A client has asked for a discount on her very first project — claiming that she’ll make it up by giving me more work in the future.
Oh, and this person asked for a discount after I’d finished editing her work and bringing it in under the amount we’d first agreed upon.
Should I give a discount to my clients?
What’s wrong with discounts?
- The client wants to try YOU out. There is no benefit to you.
- There is no guarantee of future work and, even if there was, why shouldn’t you make your usual rate? If a client wants your work, shouldn’t you be compensated fairly for your time? Again, no benefit to you.
- Discounts mean you will make less than your fee. Now, that’s OK to offer a client who’s been with you for a while.
There’s an interesting wrinkle to this story.
When I first bid the project, I bid a flat rate. The client actually sounded relieved that it would only cost that much.
When the client came back with some additional requests, having approved what I’d video edited, I gave her a price on each one, explaining exactly how long it would take me and what my hourly rate is. I charged her in 15-minute increments for this new work. I believed mine to be a thoughtful and money-saving response. Which also took me at least half an hour (unbillable) to write out for her.
Discounts: Perception is everything
Apparently some clients, especially ones who live in a small town, go berserk when they become aware of a fair hourly rate. They expect everyone around them to make $25 to $50 per hour, not $100 and over — even though living in a small town is usually no less expensive than living in a major metropolitan city except for, perhaps, the expenses of gas and car wear and tear.
So, yes, this woman really reacted strongly to my hourly rate, $100. Even though it had saved her money so far.
Even though I spend most of my time in a small town, the government, my hardware and software vendors, and utility companies really don’t care where I live when they charge me for products and services. I pay the same as any big- or small-city business person for health insurance, self-employment tax, computer and software expenses (roughly $3,000 per year), office supplies, office overhead, continuing education, and many other items and hours that I can’t bill directly to anyone.
So, I wrote back right away, explaining that I couldn’t give a discount at this time. Did she still want me to proceed, and on which parts of the project?

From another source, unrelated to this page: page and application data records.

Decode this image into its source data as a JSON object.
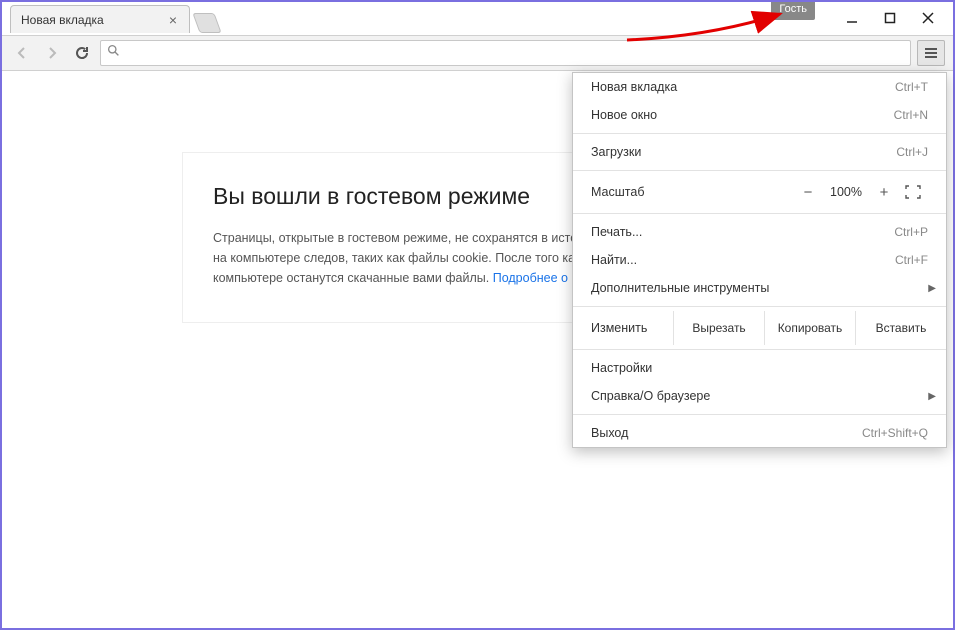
{
  "titlebar": {
    "tab_title": "Новая вкладка",
    "guest_badge": "Гость"
  },
  "content": {
    "heading": "Вы вошли в гостевом режиме",
    "body_prefix": "Страницы, открытые в гостевом режиме, не сохранятся в истории браузера и не оставят на компьютере следов, таких как файлы cookie. После того как вы выйдете, на компьютере останутся скачанные вами файлы. ",
    "link_text": "Подробнее о гостевом режиме..."
  },
  "menu": {
    "new_tab": "Новая вкладка",
    "new_tab_sc": "Ctrl+T",
    "new_window": "Новое окно",
    "new_window_sc": "Ctrl+N",
    "downloads": "Загрузки",
    "downloads_sc": "Ctrl+J",
    "zoom_label": "Масштаб",
    "zoom_minus": "−",
    "zoom_value": "100%",
    "zoom_plus": "+",
    "print": "Печать...",
    "print_sc": "Ctrl+P",
    "find": "Найти...",
    "find_sc": "Ctrl+F",
    "more_tools": "Дополнительные инструменты",
    "edit_label": "Изменить",
    "cut": "Вырезать",
    "copy": "Копировать",
    "paste": "Вставить",
    "settings": "Настройки",
    "help": "Справка/О браузере",
    "exit": "Выход",
    "exit_sc": "Ctrl+Shift+Q"
  }
}
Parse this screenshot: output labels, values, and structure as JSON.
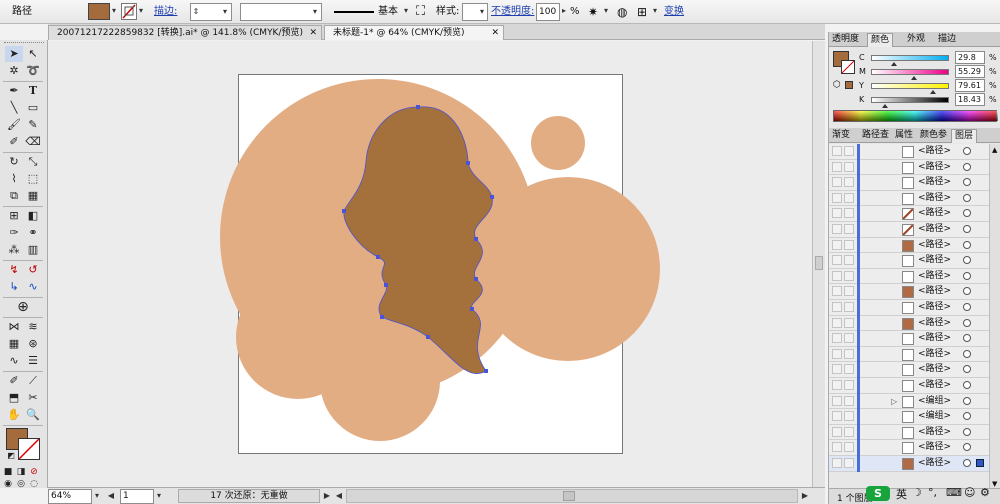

I haven’t heard from her, and it’s now been more than a week. I consider this more than rude. It took more than a month to hear from her, and I wasn’t able to help her out at that time.
So, yes, I did get to try out this client before engaging in a larger project. Thank goodness.
I’ll leave you with this thought. Would you ask your plumber, lawn care service, or Lowe’s for a discount that wasn’t offered initially? So why do so many people believe it’s OK to ask someone with a computer and mad skills for a discount?
Somewhere, deep down, these folks believe that they, their nephew, or neighbor’s cousin’s girlfriend can do the same job you can — or at least one that’s very close. Some callers even say as much. And to that I say, then why did you call me?
The process of educating people never ends, but I may need to leave it to the locals and return to the Big City.